Now, I recognize that there are those who still, for the sake of conscience, believe that there can never be, nor should ever be, any kind of small group program in a Lutheran congregation, for the reasons stated above. I do not agree with this position. I think there can be a responsible use of small groups in a congregation. My major concern is how much, and to what extent, the pastor serves as the chief teacher and how well he trains the lay small group facilitators that may be used, along with what materials are being used. Frankly, there would be no need for any “Bible classes” to begin were we to return to a strong doctrinal and exegetical sermon that lasts 45 minutes or more in our congregations, as was the norm throughout the entire history of the Christian Church, and particularly the Lutheran Church, until only the last thirty or forty years.

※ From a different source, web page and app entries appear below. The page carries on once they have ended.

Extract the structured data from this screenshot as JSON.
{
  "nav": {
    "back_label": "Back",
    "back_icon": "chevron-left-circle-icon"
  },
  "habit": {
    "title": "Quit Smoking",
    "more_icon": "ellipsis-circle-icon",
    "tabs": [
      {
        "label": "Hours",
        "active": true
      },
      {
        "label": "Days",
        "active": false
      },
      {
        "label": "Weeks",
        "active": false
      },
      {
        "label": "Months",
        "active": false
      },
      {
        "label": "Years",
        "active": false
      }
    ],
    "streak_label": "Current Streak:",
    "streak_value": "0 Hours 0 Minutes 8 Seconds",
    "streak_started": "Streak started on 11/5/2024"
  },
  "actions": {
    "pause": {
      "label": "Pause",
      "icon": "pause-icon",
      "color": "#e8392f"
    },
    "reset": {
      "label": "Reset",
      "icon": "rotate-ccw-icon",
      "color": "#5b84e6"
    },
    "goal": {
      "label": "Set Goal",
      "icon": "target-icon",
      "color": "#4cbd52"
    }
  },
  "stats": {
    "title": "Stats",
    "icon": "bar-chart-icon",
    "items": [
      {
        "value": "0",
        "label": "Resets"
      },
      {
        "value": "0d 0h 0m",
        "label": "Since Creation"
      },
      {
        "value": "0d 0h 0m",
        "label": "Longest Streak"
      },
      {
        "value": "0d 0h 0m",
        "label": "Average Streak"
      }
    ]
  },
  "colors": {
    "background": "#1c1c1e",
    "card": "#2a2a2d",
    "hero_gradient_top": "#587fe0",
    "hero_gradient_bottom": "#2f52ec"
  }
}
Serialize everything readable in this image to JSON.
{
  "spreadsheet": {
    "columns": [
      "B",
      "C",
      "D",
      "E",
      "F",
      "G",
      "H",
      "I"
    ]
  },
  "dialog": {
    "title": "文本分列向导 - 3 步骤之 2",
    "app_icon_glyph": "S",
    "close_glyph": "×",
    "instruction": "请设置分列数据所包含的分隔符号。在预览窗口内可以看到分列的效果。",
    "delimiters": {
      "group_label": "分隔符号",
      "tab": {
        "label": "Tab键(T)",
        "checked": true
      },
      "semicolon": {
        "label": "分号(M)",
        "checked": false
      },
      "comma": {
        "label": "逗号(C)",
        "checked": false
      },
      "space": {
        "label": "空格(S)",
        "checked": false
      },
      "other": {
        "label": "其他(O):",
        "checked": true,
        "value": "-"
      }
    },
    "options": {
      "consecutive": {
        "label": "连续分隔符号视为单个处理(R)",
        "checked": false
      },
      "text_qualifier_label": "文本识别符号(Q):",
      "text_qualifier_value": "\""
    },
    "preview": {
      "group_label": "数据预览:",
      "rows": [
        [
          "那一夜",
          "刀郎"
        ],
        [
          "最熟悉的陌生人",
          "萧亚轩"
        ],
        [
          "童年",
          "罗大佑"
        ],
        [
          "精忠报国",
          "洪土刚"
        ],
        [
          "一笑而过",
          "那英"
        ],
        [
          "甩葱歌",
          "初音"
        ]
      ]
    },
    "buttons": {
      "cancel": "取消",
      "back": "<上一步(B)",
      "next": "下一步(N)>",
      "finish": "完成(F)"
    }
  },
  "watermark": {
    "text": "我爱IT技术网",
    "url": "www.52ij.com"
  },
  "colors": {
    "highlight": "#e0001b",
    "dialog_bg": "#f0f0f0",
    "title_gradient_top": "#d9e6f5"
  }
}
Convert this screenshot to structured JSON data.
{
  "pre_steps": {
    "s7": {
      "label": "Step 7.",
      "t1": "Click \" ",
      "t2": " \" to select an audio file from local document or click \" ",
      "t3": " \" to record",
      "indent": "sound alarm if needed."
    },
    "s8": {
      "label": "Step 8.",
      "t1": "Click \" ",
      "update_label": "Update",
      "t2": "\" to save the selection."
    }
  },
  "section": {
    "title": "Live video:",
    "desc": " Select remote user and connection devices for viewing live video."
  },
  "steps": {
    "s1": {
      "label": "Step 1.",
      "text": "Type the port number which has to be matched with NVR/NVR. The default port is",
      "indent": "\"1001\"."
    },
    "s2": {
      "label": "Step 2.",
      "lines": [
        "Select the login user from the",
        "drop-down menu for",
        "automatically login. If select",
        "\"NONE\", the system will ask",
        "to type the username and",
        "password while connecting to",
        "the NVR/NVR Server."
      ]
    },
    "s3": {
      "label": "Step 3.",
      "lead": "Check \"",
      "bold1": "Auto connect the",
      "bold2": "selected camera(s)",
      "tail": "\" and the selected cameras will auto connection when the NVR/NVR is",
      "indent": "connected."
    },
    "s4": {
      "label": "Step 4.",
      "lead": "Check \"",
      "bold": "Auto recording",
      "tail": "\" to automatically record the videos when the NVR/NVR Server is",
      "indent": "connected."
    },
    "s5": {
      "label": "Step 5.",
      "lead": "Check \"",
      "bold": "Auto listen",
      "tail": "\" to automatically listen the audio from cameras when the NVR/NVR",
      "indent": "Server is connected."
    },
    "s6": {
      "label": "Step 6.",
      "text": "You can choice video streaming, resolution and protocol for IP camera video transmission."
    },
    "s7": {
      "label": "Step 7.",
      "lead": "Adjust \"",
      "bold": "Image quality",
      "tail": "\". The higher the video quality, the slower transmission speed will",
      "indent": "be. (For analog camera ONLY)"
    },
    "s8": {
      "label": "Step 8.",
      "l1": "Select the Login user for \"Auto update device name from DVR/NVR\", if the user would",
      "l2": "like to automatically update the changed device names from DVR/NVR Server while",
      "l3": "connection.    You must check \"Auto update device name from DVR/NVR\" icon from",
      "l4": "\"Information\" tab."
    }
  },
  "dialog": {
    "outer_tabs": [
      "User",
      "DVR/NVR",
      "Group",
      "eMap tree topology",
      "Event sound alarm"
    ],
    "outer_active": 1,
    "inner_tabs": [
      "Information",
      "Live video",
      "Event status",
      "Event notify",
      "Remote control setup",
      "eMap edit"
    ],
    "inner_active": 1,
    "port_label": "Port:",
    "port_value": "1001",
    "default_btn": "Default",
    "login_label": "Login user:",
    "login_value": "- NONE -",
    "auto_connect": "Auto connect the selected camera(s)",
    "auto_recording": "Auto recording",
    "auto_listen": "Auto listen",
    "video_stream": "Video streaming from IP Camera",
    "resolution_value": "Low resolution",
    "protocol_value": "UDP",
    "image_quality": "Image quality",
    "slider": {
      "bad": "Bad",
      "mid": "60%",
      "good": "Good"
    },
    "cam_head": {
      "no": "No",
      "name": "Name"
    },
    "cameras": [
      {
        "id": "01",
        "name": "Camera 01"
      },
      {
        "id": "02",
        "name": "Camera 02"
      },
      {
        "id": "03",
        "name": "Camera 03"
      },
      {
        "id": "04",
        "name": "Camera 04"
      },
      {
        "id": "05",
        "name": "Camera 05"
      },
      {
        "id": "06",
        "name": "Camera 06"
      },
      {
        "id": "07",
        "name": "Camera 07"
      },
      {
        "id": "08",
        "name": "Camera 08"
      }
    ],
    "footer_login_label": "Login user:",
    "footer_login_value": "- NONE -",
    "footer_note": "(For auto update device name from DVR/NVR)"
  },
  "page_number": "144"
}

Now I’ve seen way too many pastors preaching ten minute sermons in order to cram the service of the Lord’s Supper into a sixty minute window of time. How about that for a radical proposal?